### Your objective
Return a copy of every line in the data below that contains "content".

....

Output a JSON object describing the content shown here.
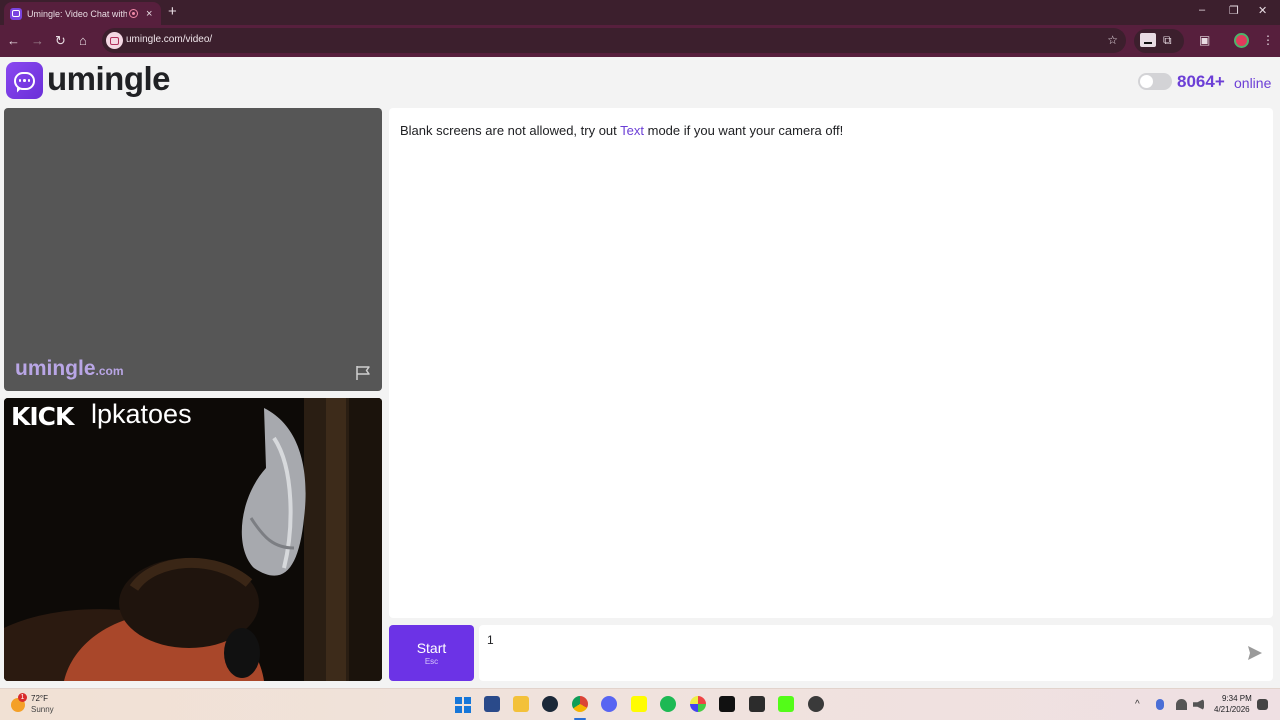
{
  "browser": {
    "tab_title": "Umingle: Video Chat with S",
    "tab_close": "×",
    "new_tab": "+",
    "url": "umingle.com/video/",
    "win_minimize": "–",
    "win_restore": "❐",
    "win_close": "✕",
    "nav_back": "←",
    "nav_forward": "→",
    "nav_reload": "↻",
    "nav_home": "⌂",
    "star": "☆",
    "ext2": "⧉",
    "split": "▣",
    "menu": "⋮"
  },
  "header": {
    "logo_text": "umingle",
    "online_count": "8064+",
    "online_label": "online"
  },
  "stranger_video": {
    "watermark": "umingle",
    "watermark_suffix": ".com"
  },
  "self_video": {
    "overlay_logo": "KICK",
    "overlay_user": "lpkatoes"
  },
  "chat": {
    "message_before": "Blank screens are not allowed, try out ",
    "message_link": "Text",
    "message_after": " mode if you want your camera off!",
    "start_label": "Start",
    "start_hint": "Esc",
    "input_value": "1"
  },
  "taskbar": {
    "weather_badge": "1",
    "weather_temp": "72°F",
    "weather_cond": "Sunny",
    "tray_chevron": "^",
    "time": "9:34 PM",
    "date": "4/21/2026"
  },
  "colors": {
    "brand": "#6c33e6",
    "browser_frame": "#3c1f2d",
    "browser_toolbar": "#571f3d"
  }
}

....

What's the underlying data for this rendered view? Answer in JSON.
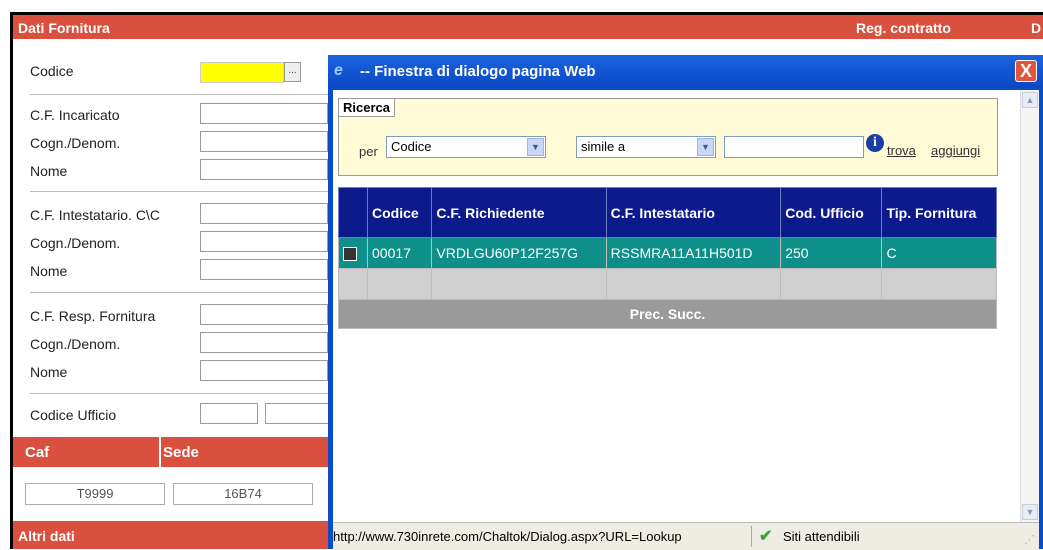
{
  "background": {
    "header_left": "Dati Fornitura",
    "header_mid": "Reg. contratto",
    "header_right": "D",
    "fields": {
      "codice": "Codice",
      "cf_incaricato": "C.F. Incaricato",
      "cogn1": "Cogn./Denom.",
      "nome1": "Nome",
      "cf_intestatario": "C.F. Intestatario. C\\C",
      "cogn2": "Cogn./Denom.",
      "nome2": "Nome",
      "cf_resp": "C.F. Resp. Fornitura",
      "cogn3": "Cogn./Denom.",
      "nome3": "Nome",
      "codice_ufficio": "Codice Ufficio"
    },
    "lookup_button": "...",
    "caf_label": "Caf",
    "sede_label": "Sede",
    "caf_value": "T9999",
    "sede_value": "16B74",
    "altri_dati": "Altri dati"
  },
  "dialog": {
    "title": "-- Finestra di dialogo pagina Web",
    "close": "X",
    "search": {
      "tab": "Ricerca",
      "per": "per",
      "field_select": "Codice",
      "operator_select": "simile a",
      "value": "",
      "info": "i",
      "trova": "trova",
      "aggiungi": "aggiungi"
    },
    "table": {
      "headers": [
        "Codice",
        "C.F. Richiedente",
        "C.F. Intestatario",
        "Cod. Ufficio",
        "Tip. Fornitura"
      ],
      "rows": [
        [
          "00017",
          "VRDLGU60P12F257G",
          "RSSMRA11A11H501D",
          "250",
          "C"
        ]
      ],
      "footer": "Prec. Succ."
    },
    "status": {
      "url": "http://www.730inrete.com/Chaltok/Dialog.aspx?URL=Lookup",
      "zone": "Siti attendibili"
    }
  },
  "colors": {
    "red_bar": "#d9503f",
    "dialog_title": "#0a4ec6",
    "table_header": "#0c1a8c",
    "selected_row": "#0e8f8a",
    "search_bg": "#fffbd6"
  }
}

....

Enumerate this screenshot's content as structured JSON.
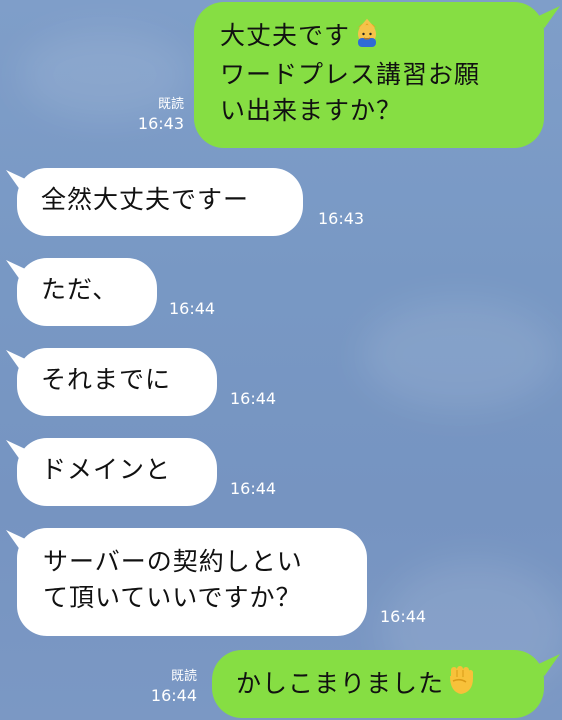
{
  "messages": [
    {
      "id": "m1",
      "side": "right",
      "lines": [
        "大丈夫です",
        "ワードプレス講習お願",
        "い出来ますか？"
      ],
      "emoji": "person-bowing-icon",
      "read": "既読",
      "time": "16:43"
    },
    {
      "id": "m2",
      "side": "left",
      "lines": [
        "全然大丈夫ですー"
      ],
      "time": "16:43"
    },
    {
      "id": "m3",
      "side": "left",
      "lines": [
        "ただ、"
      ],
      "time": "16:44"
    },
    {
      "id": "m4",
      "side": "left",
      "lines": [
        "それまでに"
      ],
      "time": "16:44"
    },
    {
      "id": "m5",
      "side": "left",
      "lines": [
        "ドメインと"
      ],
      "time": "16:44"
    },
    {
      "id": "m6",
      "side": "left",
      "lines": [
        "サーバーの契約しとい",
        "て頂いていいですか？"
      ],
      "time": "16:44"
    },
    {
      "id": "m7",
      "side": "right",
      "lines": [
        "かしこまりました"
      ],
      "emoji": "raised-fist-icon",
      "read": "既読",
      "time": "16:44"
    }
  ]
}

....

### Task solution
Output a JSON object describing the content shown here.
Enumerate this screenshot's content as structured JSON.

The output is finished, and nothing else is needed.